Life kept changing (as it usually does), and I have changed with it. I finally received a job where I could shift from survival mode to “okay” mode, as in I had reached a stable foundation to put my feet on. While this has been an incredible blessing, it has also gave me time to begin processing everything I have been putting to the side. My traumas, my choices, and most of all- my Self. Once I became consistent on my medication, in a place where I could breathe, I started to notice something…
There was a pattern to my behavior.
I go through these…phases.
Phases where I am depressed for weeks, sometimes months. I have a hard time keeping up with chores or the basic necessities. On really bad days, I have a long mental battle with just getting myself out of bed. I can do it, but it may take me awhile. Showers are too much mental turmoil to begin having one, and the only tasks I am completing are the ones that will get me by.
And then I have an opposite phase. I will have loads of energy and clean my depression mess from sun up to sun down. I’ll socialize and be the best mother I can be. I will spend money I should not because “treat yo self” repeats in my brain. I will organize my life, realign my goals with my actions, and run on little sleep. Life is great.
If you are noticing a pattern in your own behavior similar to mine, please feel free to reach out to professional help, your support system, or even me.

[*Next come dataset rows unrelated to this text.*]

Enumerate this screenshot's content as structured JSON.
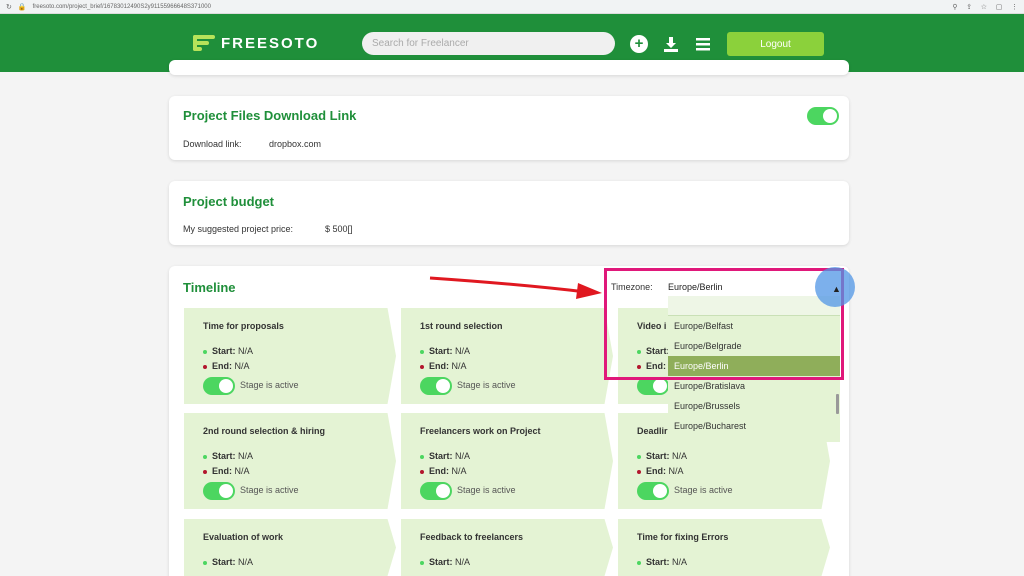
{
  "browser": {
    "url": "freesoto.com/project_brief/16783012490S2y91155966648S371000"
  },
  "header": {
    "logo_text": "FREESOTO",
    "search_placeholder": "Search for Freelancer",
    "logout_label": "Logout",
    "accent_color": "#1f8f3a"
  },
  "files_card": {
    "title": "Project Files Download Link",
    "download_label": "Download link:",
    "download_value": "dropbox.com",
    "toggle_on": true
  },
  "budget_card": {
    "title": "Project budget",
    "price_label": "My suggested project price:",
    "price_value": "$ 500[]"
  },
  "timeline": {
    "title": "Timeline",
    "timezone_label": "Timezone:",
    "timezone_selected": "Europe/Berlin",
    "timezone_options": [
      "Europe/Belfast",
      "Europe/Belgrade",
      "Europe/Berlin",
      "Europe/Bratislava",
      "Europe/Brussels",
      "Europe/Bucharest"
    ],
    "start_label": "Start:",
    "end_label": "End:",
    "active_label": "Stage is active",
    "stages": [
      {
        "title": "Time for proposals",
        "start": "N/A",
        "end": "N/A"
      },
      {
        "title": "1st round selection",
        "start": "N/A",
        "end": "N/A"
      },
      {
        "title": "Video i",
        "start": "",
        "end": ""
      },
      {
        "title": "2nd round selection & hiring",
        "start": "N/A",
        "end": "N/A"
      },
      {
        "title": "Freelancers work on Project",
        "start": "N/A",
        "end": "N/A"
      },
      {
        "title": "Deadlir",
        "start": "N/A",
        "end": "N/A"
      },
      {
        "title": "Evaluation of work",
        "start": "N/A"
      },
      {
        "title": "Feedback to freelancers",
        "start": "N/A"
      },
      {
        "title": "Time for fixing Errors",
        "start": "N/A"
      }
    ]
  }
}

My name is Rhiannon. I am a mother of one kiddo, two doggos, and a few plants I haven’t killed off somehow. I am a veteran and college student. I love to read, write, hike, and play games. I suffer from mental health issues daily that I do not yet fully understand, so this blog is my outlet to understand my own Self. You are welcome to join me on this journey, and please feel free to send me a message if you can relate or have questions.
I **Believe** I may be Bipolar 2, but I am not diagnosed and do not claim to be. I just find that I relate to the characteristics of it the more I look into it. However, I have been diagnosed with Post Partum Depression (PPD) and Post Menstrual Dysphoric Disorder (PMDD). I am in no way a licensed medical person- this is just my experiences.